[Entries from a dataset of interfaces]
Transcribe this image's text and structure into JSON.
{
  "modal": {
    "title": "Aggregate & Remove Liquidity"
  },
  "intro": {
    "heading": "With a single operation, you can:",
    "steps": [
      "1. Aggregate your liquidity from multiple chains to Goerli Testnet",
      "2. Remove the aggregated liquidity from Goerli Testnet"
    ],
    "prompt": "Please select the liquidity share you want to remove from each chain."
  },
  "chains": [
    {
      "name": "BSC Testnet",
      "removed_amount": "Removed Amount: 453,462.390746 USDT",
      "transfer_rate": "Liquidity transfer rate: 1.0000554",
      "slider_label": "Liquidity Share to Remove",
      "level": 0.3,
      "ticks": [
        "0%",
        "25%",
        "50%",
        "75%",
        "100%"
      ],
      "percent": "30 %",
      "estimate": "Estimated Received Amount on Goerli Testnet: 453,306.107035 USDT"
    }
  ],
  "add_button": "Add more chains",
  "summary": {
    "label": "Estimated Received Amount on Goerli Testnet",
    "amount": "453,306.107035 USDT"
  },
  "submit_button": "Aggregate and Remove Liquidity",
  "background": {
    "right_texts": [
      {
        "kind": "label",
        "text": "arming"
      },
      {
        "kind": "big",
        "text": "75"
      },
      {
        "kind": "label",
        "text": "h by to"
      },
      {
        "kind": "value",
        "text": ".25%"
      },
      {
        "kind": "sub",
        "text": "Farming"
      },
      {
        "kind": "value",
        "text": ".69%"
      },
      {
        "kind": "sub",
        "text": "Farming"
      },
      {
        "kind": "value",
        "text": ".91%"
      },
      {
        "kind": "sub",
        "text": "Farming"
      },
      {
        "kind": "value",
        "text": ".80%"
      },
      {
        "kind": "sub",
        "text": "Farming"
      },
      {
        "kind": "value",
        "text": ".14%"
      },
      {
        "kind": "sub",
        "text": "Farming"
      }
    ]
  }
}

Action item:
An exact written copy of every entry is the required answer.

Written response:
Transcribe this image's text and structure into JSON.
{
  "modal": {
    "title": "Aggregate & Remove Liquidity"
  },
  "intro": {
    "heading": "With a single operation, you can:",
    "steps": [
      "1. Aggregate your liquidity from multiple chains to Goerli Testnet",
      "2. Remove the aggregated liquidity from Goerli Testnet"
    ],
    "prompt": "Please select the liquidity share you want to remove from each chain."
  },
  "chains": [
    {
      "name": "BSC Testnet",
      "removed_amount": "Removed Amount: 453,462.390746 USDT",
      "transfer_rate": "Liquidity transfer rate: 1.0000554",
      "slider_label": "Liquidity Share to Remove",
      "level": 0.3,
      "ticks": [
        "0%",
        "25%",
        "50%",
        "75%",
        "100%"
      ],
      "percent": "30 %",
      "estimate": "Estimated Received Amount on Goerli Testnet: 453,306.107035 USDT"
    }
  ],
  "add_button": "Add more chains",
  "summary": {
    "label": "Estimated Received Amount on Goerli Testnet",
    "amount": "453,306.107035 USDT"
  },
  "submit_button": "Aggregate and Remove Liquidity",
  "background": {
    "right_texts": [
      {
        "kind": "label",
        "text": "arming"
      },
      {
        "kind": "big",
        "text": "75"
      },
      {
        "kind": "label",
        "text": "h by to"
      },
      {
        "kind": "value",
        "text": ".25%"
      },
      {
        "kind": "sub",
        "text": "Farming"
      },
      {
        "kind": "value",
        "text": ".69%"
      },
      {
        "kind": "sub",
        "text": "Farming"
      },
      {
        "kind": "value",
        "text": ".91%"
      },
      {
        "kind": "sub",
        "text": "Farming"
      },
      {
        "kind": "value",
        "text": ".80%"
      },
      {
        "kind": "sub",
        "text": "Farming"
      },
      {
        "kind": "value",
        "text": ".14%"
      },
      {
        "kind": "sub",
        "text": "Farming"
      }
    ]
  }
}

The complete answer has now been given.